## EXERCISE REQUIREMENTS
The expected result is every line of the records, printed exactly.

Excerpts from an interface dataset:
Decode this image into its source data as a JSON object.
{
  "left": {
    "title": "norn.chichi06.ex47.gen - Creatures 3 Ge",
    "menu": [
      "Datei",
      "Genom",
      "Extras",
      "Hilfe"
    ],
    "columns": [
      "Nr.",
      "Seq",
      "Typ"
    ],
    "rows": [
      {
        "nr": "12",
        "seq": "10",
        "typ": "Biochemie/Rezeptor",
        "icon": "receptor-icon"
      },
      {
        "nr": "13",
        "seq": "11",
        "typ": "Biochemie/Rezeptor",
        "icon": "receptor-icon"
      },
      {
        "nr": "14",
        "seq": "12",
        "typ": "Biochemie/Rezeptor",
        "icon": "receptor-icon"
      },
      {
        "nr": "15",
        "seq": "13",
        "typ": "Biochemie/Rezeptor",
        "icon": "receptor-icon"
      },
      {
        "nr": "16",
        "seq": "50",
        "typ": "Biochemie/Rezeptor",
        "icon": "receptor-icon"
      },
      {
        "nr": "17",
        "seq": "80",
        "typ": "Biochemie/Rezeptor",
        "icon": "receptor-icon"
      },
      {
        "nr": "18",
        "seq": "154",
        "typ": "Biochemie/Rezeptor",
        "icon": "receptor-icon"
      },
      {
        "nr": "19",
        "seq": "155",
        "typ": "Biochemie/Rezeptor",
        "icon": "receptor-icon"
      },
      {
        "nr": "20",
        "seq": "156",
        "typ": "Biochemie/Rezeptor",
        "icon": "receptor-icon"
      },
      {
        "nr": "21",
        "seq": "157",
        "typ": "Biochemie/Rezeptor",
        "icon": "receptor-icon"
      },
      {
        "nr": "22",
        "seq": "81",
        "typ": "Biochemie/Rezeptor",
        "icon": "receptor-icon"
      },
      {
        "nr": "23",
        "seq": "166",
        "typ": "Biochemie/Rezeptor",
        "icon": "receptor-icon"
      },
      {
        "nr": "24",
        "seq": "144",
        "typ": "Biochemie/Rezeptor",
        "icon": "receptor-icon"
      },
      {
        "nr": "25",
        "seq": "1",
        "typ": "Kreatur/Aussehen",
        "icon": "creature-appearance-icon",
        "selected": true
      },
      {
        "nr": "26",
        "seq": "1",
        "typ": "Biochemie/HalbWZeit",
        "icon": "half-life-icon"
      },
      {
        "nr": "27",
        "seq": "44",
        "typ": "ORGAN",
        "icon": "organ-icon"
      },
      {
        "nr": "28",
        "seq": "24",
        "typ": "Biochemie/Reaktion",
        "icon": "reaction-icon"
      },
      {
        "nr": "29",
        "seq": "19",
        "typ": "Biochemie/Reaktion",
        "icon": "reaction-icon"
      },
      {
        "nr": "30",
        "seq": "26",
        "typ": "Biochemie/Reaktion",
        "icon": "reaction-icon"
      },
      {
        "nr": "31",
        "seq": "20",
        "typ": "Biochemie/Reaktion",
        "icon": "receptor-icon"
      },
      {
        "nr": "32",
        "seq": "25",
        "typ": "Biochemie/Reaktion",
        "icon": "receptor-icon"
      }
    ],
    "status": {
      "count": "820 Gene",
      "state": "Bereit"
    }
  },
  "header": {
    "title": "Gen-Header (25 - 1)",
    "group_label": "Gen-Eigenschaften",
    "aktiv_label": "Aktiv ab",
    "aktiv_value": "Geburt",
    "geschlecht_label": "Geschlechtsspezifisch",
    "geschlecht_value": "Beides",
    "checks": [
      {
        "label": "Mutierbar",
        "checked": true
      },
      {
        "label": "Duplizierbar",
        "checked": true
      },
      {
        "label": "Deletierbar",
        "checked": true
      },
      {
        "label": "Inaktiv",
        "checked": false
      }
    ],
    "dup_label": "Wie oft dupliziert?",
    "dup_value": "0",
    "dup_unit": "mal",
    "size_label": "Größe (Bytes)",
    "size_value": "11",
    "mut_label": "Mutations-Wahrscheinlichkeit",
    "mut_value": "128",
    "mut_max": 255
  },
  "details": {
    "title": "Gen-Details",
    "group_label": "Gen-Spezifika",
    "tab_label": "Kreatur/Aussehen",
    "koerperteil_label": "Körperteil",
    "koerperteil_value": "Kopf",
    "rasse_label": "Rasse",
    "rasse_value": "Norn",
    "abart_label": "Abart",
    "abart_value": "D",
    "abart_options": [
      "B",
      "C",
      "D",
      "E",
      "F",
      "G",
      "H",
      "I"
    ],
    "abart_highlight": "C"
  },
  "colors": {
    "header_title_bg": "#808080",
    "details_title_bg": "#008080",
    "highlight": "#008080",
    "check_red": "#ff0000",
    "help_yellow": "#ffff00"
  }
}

## RESPONSE AREA
Decode this image into its source data as a JSON object.
{
  "left": {
    "title": "norn.chichi06.ex47.gen - Creatures 3 Ge",
    "menu": [
      "Datei",
      "Genom",
      "Extras",
      "Hilfe"
    ],
    "columns": [
      "Nr.",
      "Seq",
      "Typ"
    ],
    "rows": [
      {
        "nr": "12",
        "seq": "10",
        "typ": "Biochemie/Rezeptor",
        "icon": "receptor-icon"
      },
      {
        "nr": "13",
        "seq": "11",
        "typ": "Biochemie/Rezeptor",
        "icon": "receptor-icon"
      },
      {
        "nr": "14",
        "seq": "12",
        "typ": "Biochemie/Rezeptor",
        "icon": "receptor-icon"
      },
      {
        "nr": "15",
        "seq": "13",
        "typ": "Biochemie/Rezeptor",
        "icon": "receptor-icon"
      },
      {
        "nr": "16",
        "seq": "50",
        "typ": "Biochemie/Rezeptor",
        "icon": "receptor-icon"
      },
      {
        "nr": "17",
        "seq": "80",
        "typ": "Biochemie/Rezeptor",
        "icon": "receptor-icon"
      },
      {
        "nr": "18",
        "seq": "154",
        "typ": "Biochemie/Rezeptor",
        "icon": "receptor-icon"
      },
      {
        "nr": "19",
        "seq": "155",
        "typ": "Biochemie/Rezeptor",
        "icon": "receptor-icon"
      },
      {
        "nr": "20",
        "seq": "156",
        "typ": "Biochemie/Rezeptor",
        "icon": "receptor-icon"
      },
      {
        "nr": "21",
        "seq": "157",
        "typ": "Biochemie/Rezeptor",
        "icon": "receptor-icon"
      },
      {
        "nr": "22",
        "seq": "81",
        "typ": "Biochemie/Rezeptor",
        "icon": "receptor-icon"
      },
      {
        "nr": "23",
        "seq": "166",
        "typ": "Biochemie/Rezeptor",
        "icon": "receptor-icon"
      },
      {
        "nr": "24",
        "seq": "144",
        "typ": "Biochemie/Rezeptor",
        "icon": "receptor-icon"
      },
      {
        "nr": "25",
        "seq": "1",
        "typ": "Kreatur/Aussehen",
        "icon": "creature-appearance-icon",
        "selected": true
      },
      {
        "nr": "26",
        "seq": "1",
        "typ": "Biochemie/HalbWZeit",
        "icon": "half-life-icon"
      },
      {
        "nr": "27",
        "seq": "44",
        "typ": "ORGAN",
        "icon": "organ-icon"
      },
      {
        "nr": "28",
        "seq": "24",
        "typ": "Biochemie/Reaktion",
        "icon": "reaction-icon"
      },
      {
        "nr": "29",
        "seq": "19",
        "typ": "Biochemie/Reaktion",
        "icon": "reaction-icon"
      },
      {
        "nr": "30",
        "seq": "26",
        "typ": "Biochemie/Reaktion",
        "icon": "reaction-icon"
      },
      {
        "nr": "31",
        "seq": "20",
        "typ": "Biochemie/Reaktion",
        "icon": "receptor-icon"
      },
      {
        "nr": "32",
        "seq": "25",
        "typ": "Biochemie/Reaktion",
        "icon": "receptor-icon"
      }
    ],
    "status": {
      "count": "820 Gene",
      "state": "Bereit"
    }
  },
  "header": {
    "title": "Gen-Header (25 - 1)",
    "group_label": "Gen-Eigenschaften",
    "aktiv_label": "Aktiv ab",
    "aktiv_value": "Geburt",
    "geschlecht_label": "Geschlechtsspezifisch",
    "geschlecht_value": "Beides",
    "checks": [
      {
        "label": "Mutierbar",
        "checked": true
      },
      {
        "label": "Duplizierbar",
        "checked": true
      },
      {
        "label": "Deletierbar",
        "checked": true
      },
      {
        "label": "Inaktiv",
        "checked": false
      }
    ],
    "dup_label": "Wie oft dupliziert?",
    "dup_value": "0",
    "dup_unit": "mal",
    "size_label": "Größe (Bytes)",
    "size_value": "11",
    "mut_label": "Mutations-Wahrscheinlichkeit",
    "mut_value": "128",
    "mut_max": 255
  },
  "details": {
    "title": "Gen-Details",
    "group_label": "Gen-Spezifika",
    "tab_label": "Kreatur/Aussehen",
    "koerperteil_label": "Körperteil",
    "koerperteil_value": "Kopf",
    "rasse_label": "Rasse",
    "rasse_value": "Norn",
    "abart_label": "Abart",
    "abart_value": "D",
    "abart_options": [
      "B",
      "C",
      "D",
      "E",
      "F",
      "G",
      "H",
      "I"
    ],
    "abart_highlight": "C"
  },
  "colors": {
    "header_title_bg": "#808080",
    "details_title_bg": "#008080",
    "highlight": "#008080",
    "check_red": "#ff0000",
    "help_yellow": "#ffff00"
  }
}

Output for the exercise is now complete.